▶ What to do: All of the records below must be reproduced exactly, minus any pictures.

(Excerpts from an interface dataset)
• • • •

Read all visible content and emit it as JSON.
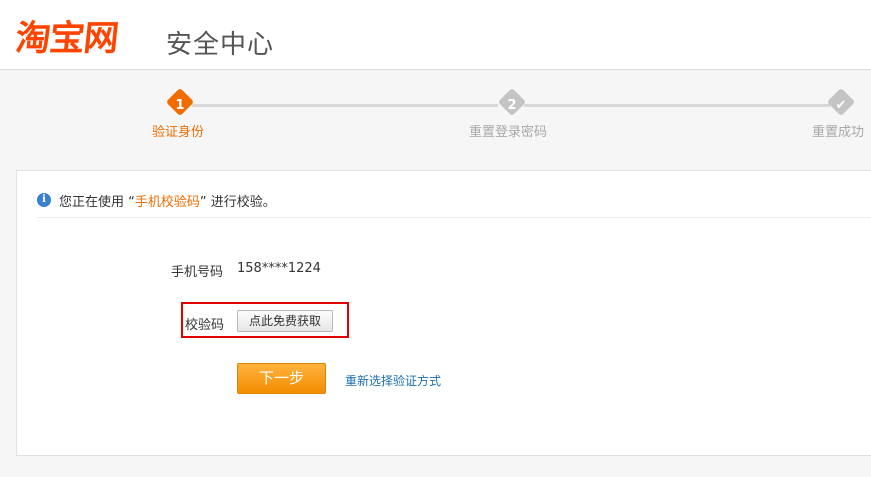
{
  "header": {
    "logo_text": "淘宝网",
    "site_title": "安全中心"
  },
  "steps": [
    {
      "number": "1",
      "label": "验证身份",
      "state": "active"
    },
    {
      "number": "2",
      "label": "重置登录密码",
      "state": "pending"
    },
    {
      "number": "✔",
      "label": "重置成功",
      "state": "pending"
    }
  ],
  "colors": {
    "brand": "#ff4400",
    "accent": "#f16c00",
    "step_inactive": "#c4c4c4",
    "link": "#1a6fb3",
    "highlight_border": "#e00000"
  },
  "notice": {
    "icon": "info-icon",
    "prefix": "您正在使用",
    "open_quote": "“",
    "method": "手机校验码",
    "close_quote": "”",
    "suffix": " 进行校验。"
  },
  "form": {
    "phone_label": "手机号码",
    "phone_value": "158****1224",
    "code_label": "校验码",
    "get_code_button": "点此免费获取",
    "next_button": "下一步",
    "reselect_link": "重新选择验证方式"
  }
}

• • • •

▶ Exercise output:
Read all visible content and emit it as JSON.
{
  "header": {
    "logo_text": "淘宝网",
    "site_title": "安全中心"
  },
  "steps": [
    {
      "number": "1",
      "label": "验证身份",
      "state": "active"
    },
    {
      "number": "2",
      "label": "重置登录密码",
      "state": "pending"
    },
    {
      "number": "✔",
      "label": "重置成功",
      "state": "pending"
    }
  ],
  "colors": {
    "brand": "#ff4400",
    "accent": "#f16c00",
    "step_inactive": "#c4c4c4",
    "link": "#1a6fb3",
    "highlight_border": "#e00000"
  },
  "notice": {
    "icon": "info-icon",
    "prefix": "您正在使用",
    "open_quote": "“",
    "method": "手机校验码",
    "close_quote": "”",
    "suffix": " 进行校验。"
  },
  "form": {
    "phone_label": "手机号码",
    "phone_value": "158****1224",
    "code_label": "校验码",
    "get_code_button": "点此免费获取",
    "next_button": "下一步",
    "reselect_link": "重新选择验证方式"
  }
}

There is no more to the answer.